To make a long story short – for Stoics, realism isn’t merely a goal. Rather, realism is something that Stoics hone as an art. That said, a well-trained Stoic will often act in ways that could cause them to be confused with an idealist by someone who doesn’t understand what’s going on inside their head.
While a well-trained Stoic’s actions can externally appear similar to those of an idealist, the distinction lies in the motives for the actions.
Both a Stoic realist and an idealist might be seen working toward a goal that appears to be a longshot. However, the idealist invests energy toward that goal out of a delusion that the chances of external success are higher than they are. The Stoic, on the other hand, holds no such delusion – but isn’t deterred by the low chances of external success. Our philosophy teaches us that the external outcome we’re working to isn’t what matters – it’s just a preferred indifferent. It is doing our own part toward the goal faithfully to the best of our ability that is within our will. Therefore, it is only that which, by our philosophy, can possibly be an inherent good.
Take, for example, a charity for a cause that isn’t popular enough to attract many well-monied donors, and who’s success is threatened by other factors as well. An idealist might work to build the charity out of an irrational belief that the Universe will assure success in all the uphill battles that must be fought and won for it to succeed.
A Stoic, on the other hand, would (upon having examined the situation) know full well that raising the funds will be difficult and may fail, and that several other things also could derail the effort. However, if they see the charity as being a deserving one, they might work to build it anyway. They would not work out of any delusion that the Universe has promised to assure that the charity will get off the ground. Rather, they would work out of the realization that such external success isn’t theirs to demand in the first place. All they would desire is to do their own part faithfully – and let fate unfold as it will.
This unfettered realism would actually put the Stoic at a greater advantage than the idealist in the daunting endeavor. For one thing, a Stoic’s realization that raising money will be an uphill battle would free them to consider innovative means of fund-raising. Likewise, the Stoic would be able to look for ways to minimize the risk of anything else that would threaten to derail the mission. The idealist, on the other hand, would be at a disvantage looking for solutions to these problems out of a lack of acceptance that such problems exist to begin with.
Another example of this can be found if we revisit our earlier example of the Isreal-Palestine conflict. An idealist working for peace in the region can easily be deluded into thinking that there is one side which, if they just laid down their arms and gave the other side everything they’ve been calling for, there will be peace. A Stoic, on the other hand, will realize how nieve this view is. This will allow the Stoic to search for solutions that take the needs and concerns of both sides into account rather than just the needs and concerns of one side.

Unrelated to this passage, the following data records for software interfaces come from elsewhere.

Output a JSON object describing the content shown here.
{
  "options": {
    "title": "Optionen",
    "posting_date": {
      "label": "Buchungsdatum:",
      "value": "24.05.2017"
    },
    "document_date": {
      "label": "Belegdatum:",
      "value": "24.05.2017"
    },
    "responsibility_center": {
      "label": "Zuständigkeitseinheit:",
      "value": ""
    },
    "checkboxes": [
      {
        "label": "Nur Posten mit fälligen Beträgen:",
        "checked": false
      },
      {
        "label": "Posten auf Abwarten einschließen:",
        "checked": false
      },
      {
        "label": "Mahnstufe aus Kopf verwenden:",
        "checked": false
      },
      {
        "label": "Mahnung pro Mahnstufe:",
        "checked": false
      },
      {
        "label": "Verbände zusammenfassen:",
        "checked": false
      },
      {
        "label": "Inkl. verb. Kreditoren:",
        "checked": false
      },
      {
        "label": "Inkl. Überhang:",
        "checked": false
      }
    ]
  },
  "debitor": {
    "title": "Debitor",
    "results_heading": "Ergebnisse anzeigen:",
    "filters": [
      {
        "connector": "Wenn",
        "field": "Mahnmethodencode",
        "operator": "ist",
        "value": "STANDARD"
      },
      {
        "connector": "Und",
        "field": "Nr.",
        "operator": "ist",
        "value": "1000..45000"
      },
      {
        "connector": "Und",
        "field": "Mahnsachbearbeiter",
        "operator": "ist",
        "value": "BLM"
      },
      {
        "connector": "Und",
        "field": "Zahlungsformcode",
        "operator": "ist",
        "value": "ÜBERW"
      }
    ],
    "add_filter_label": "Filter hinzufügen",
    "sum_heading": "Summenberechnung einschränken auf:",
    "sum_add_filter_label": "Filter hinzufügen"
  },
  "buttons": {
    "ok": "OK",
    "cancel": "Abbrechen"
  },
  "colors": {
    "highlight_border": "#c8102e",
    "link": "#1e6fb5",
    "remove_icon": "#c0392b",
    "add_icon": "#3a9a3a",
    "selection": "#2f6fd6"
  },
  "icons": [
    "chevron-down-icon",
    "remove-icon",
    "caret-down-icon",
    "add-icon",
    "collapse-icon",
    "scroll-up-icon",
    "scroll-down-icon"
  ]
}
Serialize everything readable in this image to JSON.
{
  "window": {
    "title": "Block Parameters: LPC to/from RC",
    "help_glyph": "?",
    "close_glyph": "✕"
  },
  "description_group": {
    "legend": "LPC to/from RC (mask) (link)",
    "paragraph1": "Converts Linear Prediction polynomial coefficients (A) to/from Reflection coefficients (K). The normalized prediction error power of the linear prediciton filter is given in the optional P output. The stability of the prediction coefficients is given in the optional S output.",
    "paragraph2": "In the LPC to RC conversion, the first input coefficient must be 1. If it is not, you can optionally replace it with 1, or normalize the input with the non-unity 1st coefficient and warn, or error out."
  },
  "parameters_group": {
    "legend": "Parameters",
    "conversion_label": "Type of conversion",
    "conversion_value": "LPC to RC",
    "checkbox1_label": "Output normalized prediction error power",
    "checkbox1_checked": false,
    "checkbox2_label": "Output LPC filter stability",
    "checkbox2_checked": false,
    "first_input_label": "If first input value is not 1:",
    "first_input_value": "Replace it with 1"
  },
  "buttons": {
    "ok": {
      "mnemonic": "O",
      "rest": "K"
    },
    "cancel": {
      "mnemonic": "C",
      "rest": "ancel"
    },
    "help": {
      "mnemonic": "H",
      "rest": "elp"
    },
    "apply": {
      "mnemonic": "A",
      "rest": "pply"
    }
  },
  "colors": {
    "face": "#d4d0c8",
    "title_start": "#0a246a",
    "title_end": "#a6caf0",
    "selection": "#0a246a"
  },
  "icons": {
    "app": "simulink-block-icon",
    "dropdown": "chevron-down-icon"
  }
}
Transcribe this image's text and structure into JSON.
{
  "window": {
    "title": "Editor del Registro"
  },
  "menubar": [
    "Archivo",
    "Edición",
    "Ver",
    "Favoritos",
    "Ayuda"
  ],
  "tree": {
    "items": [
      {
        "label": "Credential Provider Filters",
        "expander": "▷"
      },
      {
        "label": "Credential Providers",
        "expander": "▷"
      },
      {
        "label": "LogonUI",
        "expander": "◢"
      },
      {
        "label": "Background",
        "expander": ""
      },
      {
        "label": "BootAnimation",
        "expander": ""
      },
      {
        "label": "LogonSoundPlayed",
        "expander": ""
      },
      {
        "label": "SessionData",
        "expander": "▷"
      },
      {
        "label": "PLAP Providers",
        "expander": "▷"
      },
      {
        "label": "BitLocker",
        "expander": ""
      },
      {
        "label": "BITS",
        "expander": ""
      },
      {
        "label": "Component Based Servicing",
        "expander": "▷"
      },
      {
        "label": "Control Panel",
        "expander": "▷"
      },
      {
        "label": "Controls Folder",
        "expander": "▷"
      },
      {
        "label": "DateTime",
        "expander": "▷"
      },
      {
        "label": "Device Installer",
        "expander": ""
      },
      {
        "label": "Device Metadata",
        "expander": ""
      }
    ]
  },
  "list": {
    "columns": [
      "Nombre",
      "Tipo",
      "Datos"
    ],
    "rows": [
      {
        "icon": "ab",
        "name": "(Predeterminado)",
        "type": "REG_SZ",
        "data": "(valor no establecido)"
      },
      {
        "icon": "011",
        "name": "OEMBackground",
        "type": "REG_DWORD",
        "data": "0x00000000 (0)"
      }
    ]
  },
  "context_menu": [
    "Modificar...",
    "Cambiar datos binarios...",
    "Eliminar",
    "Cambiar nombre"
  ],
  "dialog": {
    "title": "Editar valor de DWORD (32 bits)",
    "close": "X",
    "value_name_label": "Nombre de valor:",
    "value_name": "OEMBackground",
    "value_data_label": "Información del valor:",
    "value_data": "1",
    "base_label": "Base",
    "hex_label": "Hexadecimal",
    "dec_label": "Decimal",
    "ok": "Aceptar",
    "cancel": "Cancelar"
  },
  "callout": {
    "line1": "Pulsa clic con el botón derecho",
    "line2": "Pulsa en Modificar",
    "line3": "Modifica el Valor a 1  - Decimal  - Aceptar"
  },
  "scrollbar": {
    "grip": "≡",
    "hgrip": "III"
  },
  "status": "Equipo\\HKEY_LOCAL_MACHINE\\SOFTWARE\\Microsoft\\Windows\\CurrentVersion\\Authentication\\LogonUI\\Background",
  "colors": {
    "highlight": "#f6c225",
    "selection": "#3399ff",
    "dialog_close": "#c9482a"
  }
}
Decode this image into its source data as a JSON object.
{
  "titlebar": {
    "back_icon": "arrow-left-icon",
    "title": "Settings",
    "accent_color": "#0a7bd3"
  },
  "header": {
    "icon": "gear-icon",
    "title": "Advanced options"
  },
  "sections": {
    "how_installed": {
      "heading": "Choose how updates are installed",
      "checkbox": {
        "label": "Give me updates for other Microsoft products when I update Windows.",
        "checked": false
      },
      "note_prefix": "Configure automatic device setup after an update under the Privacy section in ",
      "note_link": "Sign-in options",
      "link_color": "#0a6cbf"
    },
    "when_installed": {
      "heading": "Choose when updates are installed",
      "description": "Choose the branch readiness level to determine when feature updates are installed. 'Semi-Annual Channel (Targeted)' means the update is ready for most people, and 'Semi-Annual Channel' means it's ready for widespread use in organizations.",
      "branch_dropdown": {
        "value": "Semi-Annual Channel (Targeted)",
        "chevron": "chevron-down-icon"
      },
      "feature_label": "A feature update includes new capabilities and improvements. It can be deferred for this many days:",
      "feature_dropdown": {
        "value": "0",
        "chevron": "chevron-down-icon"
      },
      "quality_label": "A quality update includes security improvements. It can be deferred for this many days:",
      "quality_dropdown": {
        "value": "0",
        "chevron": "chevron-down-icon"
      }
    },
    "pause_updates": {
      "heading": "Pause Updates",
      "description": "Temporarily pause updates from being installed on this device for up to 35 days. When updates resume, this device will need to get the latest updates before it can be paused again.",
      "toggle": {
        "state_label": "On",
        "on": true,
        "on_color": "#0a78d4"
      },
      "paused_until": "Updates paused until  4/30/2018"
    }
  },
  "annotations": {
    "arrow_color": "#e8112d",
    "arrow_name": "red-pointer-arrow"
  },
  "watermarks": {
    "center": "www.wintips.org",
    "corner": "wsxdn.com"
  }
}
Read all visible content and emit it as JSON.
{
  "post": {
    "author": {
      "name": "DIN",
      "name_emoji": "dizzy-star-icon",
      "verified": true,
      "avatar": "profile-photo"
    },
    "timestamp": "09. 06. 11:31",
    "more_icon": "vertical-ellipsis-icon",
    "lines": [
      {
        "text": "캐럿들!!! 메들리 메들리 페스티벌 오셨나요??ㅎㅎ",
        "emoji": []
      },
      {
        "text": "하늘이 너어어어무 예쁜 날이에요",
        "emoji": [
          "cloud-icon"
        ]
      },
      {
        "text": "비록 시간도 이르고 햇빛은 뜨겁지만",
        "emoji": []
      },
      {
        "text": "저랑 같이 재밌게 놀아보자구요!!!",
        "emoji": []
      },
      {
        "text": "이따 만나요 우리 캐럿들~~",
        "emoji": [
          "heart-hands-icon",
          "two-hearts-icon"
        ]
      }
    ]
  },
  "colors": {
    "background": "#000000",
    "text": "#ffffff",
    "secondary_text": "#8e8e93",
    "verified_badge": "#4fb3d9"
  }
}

The Stoic will also be aware of how entrenched the mutual distrust is in both sides of the conflict – as well as how hard it will be to convince each side of the other’s very legitimacy. This will allow the Stoic to avoid mistakes that an idealist might make in that area as well.
But more critically, however, when time goes on and experience shows the idealist how unwarranted their optimism was, they risk becoming jaded and giving up. The well-trained Stoic, on the other hand, bears no such risk. Since they never had any delusion that the Universe will assure the charity’s success in the first place, they don’t risk the shattering of a delusion that they never had.
So while an idealist’s vigor rests precariously on the delusion that things will go as they prefer in the end – the Stoic’s solace is on a much firmer foundation, the understanding that doing their own part is the only thing in the equasion that is truly theirs.